PROVIDED INFORMATION ▸
----------

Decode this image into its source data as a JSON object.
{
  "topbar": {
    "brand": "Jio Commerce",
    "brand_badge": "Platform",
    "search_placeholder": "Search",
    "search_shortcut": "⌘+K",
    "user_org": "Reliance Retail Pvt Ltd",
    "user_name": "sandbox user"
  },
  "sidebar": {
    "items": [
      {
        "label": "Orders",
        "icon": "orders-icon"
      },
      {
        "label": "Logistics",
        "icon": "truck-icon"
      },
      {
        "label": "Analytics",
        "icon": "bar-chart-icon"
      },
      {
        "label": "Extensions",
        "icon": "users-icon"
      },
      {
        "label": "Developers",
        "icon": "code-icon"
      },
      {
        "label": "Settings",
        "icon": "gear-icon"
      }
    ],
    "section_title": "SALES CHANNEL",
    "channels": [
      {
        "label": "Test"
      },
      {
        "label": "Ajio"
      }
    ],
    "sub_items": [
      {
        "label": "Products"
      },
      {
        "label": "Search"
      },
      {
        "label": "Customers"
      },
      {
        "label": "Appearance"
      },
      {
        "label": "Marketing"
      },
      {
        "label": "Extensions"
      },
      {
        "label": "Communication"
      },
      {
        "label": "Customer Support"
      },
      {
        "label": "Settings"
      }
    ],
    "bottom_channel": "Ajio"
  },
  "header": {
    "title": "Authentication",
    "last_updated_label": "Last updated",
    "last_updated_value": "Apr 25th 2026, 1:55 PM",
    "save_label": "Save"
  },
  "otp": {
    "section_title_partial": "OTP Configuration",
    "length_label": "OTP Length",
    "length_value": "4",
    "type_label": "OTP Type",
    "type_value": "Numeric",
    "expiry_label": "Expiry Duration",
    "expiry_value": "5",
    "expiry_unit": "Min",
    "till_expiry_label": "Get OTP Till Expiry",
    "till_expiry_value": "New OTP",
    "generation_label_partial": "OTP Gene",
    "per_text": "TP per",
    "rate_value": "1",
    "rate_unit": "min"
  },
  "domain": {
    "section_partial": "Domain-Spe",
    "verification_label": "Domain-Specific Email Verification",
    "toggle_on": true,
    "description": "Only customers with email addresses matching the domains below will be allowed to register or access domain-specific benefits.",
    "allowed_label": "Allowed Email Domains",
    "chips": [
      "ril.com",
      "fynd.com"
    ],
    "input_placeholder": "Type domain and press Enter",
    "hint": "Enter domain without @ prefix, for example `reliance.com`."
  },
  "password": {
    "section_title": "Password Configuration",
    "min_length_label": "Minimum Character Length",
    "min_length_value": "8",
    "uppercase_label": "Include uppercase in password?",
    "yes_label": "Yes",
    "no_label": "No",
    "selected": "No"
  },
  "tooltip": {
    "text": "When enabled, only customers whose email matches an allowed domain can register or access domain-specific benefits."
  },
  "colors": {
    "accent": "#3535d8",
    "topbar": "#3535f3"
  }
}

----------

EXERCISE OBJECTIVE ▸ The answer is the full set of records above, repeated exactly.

RESULT BELOW ▸
Decode this image into its source data as a JSON object.
{
  "topbar": {
    "brand": "Jio Commerce",
    "brand_badge": "Platform",
    "search_placeholder": "Search",
    "search_shortcut": "⌘+K",
    "user_org": "Reliance Retail Pvt Ltd",
    "user_name": "sandbox user"
  },
  "sidebar": {
    "items": [
      {
        "label": "Orders",
        "icon": "orders-icon"
      },
      {
        "label": "Logistics",
        "icon": "truck-icon"
      },
      {
        "label": "Analytics",
        "icon": "bar-chart-icon"
      },
      {
        "label": "Extensions",
        "icon": "users-icon"
      },
      {
        "label": "Developers",
        "icon": "code-icon"
      },
      {
        "label": "Settings",
        "icon": "gear-icon"
      }
    ],
    "section_title": "SALES CHANNEL",
    "channels": [
      {
        "label": "Test"
      },
      {
        "label": "Ajio"
      }
    ],
    "sub_items": [
      {
        "label": "Products"
      },
      {
        "label": "Search"
      },
      {
        "label": "Customers"
      },
      {
        "label": "Appearance"
      },
      {
        "label": "Marketing"
      },
      {
        "label": "Extensions"
      },
      {
        "label": "Communication"
      },
      {
        "label": "Customer Support"
      },
      {
        "label": "Settings"
      }
    ],
    "bottom_channel": "Ajio"
  },
  "header": {
    "title": "Authentication",
    "last_updated_label": "Last updated",
    "last_updated_value": "Apr 25th 2026, 1:55 PM",
    "save_label": "Save"
  },
  "otp": {
    "section_title_partial": "OTP Configuration",
    "length_label": "OTP Length",
    "length_value": "4",
    "type_label": "OTP Type",
    "type_value": "Numeric",
    "expiry_label": "Expiry Duration",
    "expiry_value": "5",
    "expiry_unit": "Min",
    "till_expiry_label": "Get OTP Till Expiry",
    "till_expiry_value": "New OTP",
    "generation_label_partial": "OTP Gene",
    "per_text": "TP per",
    "rate_value": "1",
    "rate_unit": "min"
  },
  "domain": {
    "section_partial": "Domain-Spe",
    "verification_label": "Domain-Specific Email Verification",
    "toggle_on": true,
    "description": "Only customers with email addresses matching the domains below will be allowed to register or access domain-specific benefits.",
    "allowed_label": "Allowed Email Domains",
    "chips": [
      "ril.com",
      "fynd.com"
    ],
    "input_placeholder": "Type domain and press Enter",
    "hint": "Enter domain without @ prefix, for example `reliance.com`."
  },
  "password": {
    "section_title": "Password Configuration",
    "min_length_label": "Minimum Character Length",
    "min_length_value": "8",
    "uppercase_label": "Include uppercase in password?",
    "yes_label": "Yes",
    "no_label": "No",
    "selected": "No"
  },
  "tooltip": {
    "text": "When enabled, only customers whose email matches an allowed domain can register or access domain-specific benefits."
  },
  "colors": {
    "accent": "#3535d8",
    "topbar": "#3535f3"
  }
}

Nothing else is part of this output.